Home Business Local Business Kenya’s distressed debt level threatens long-term development agenda – IPF

Kenya’s distressed debt level threatens long-term development agenda – IPF

The report notes that Kenya risks missing its economic growth targets as the country grapples with high debt distress.

From left, IPF Head of Research and Capacity Strengthening, Ruth Kendagor, Institute of Public Finance (IPF) CEO, James Muraguri and KEWOPA Executive Director, Mercy Mwangi and IPF Country Lead and Head of Programs, Daniel Ndirangu display the newly launched Macro Fiscal Analytical Snapshot Report in Nairobi on Monday January 29, 2023.

Kenya risks missing its economic growth targets in the medium term as the country grapples with high debt distress and a deteriorating macroeconomic operating environment.

According to the Institute of Public Finance (IPF) in its latest Macro Fiscal Analytical Snapshot Report, the country finds itself in a tight spot following years of successive borrowing, coupled with the inability of the private sector to create sufficient jobs for millions of young people entering the job market annually.

The report notes that since 2014, persistent high fiscal deficits have resulted in a swift escalation of public debt, now standing at 70% of the GDP. The recent depreciation of the Kenyan shilling against the US dollar signifies a downgrade in the country’s economic outlook.

Furthermore, the elevated risk of debt distress as highlighted by the IMF poses challenges in effectively managing external debt servicing. Speaking during the official launch of the report, the Institute of Public Finance (IPF) CEO James Muraguri noted that for Kenya to maintain robust economic growth, it must put in place the necessary fiscal levers to promote faster private-sector-driven growth.

Other impediments include Kenya’s vulnerability to climate shocks such as drought and floods which may derail growth over the long-term.

“Revenue optimism has been a persistent problem in Kenya for several years which in the past has tended to result in higher-than-planned fiscal deficits financed by additional borrowing. More recently, rising global interest rates and a subsequent decline in inward foreign investments have caused the Kenyan shilling to depreciate steeply, significantly increasing the cost of external debt servicing and further putting pressure on Kenya’s foreign exchange reserves,” Mr. Muraguri noted.

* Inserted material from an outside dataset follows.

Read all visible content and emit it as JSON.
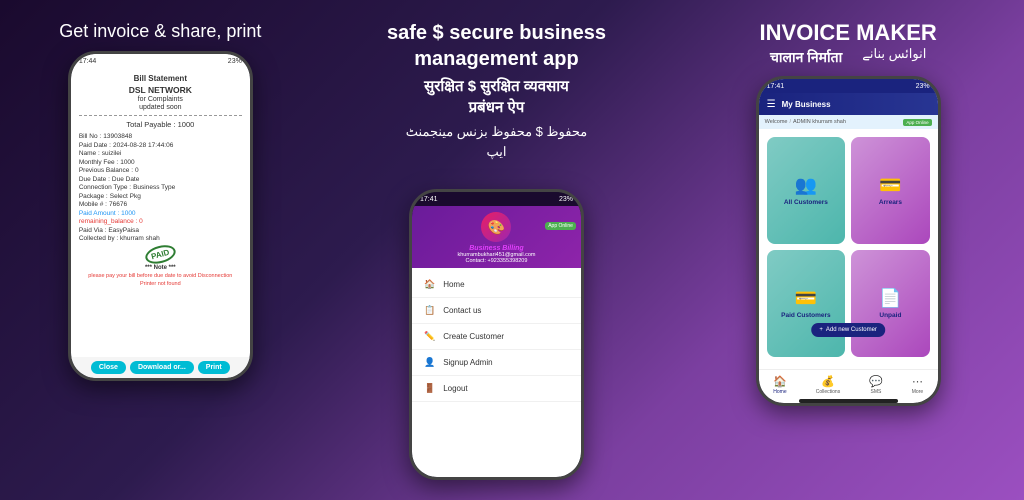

In addition, just like many African countries, growth in Kenya has been led by nontradeable services and exports have halved as a share of GDP, whereas external debts have increased.

Kenya’s external debt service as a proportion of exports is significantly above the level that the IMF considers sustainable for a country such as Kenya Even if the IMF reclassified Kenya as a country with “high” debt-carrying capacity, it would still be in breach of the upper limit until at least 2027.

While fiscal consolidation undertaken by the government over the past two years has relied on adjustments to expenditure, revenues are yet to fully recover to their prepandemic level. Revenue mobilization fell sharply in 2019/20 as a direct consequence of the measures implemented to reduce the tax burden on businesses during the pandemic.

Despite a variety of reform measures having been undertaken since then, revenues have been slow to return to pre-pandemic levels and have lagged previous projections and targets. On the expenditure side, fiscal consolidation in the past two years has led to a decline in real per capita spending, impacting development and fiscal transfers to counties.

Counties heavily rely on national fiscal grants, constituting 91% of expenditures, with limited own-source revenue (OSR) at 9%.

“Until 2020/21, fiscal deficits were regularly higher than planned – the result of revenue optimism – and were financed by additional borrowing rather than corresponding cuts to expenditure. However, from 2021/22 onwards, this changed as Kenya’s debt dynamics started to bite as revenue shortfalls were matched by a comparable reduction in expenditure to ensure the deficit remained similar as planned. Given the limited room for borrowing to address revenue shortfalls for the foreseeable future, it is likely that revenue and expenditure will be more closely linked over the intervening period,” Mr. Muraguri added.

While the government expects expenditure to rise, particularly in debt interest and development spending, this is contingent on revenue performance. The evolving fiscal dynamics emphasize the delicate balance between managing debt vulnerabilities, revenue generation, and maintaining service delivery.

The fiscal landscape at both the national and county levels requires a holistic approach to address revenue shortfalls, control expenditures, and foster economic resilience. As Kenya navigates a complex economic landscape, sustaining robust growth and addressing fiscal challenges are imperative.

The government’s dedication to fiscal consolidation and the mitigation of domestic and external risks will play a pivotal role in shaping Kenya’s economic trajectory.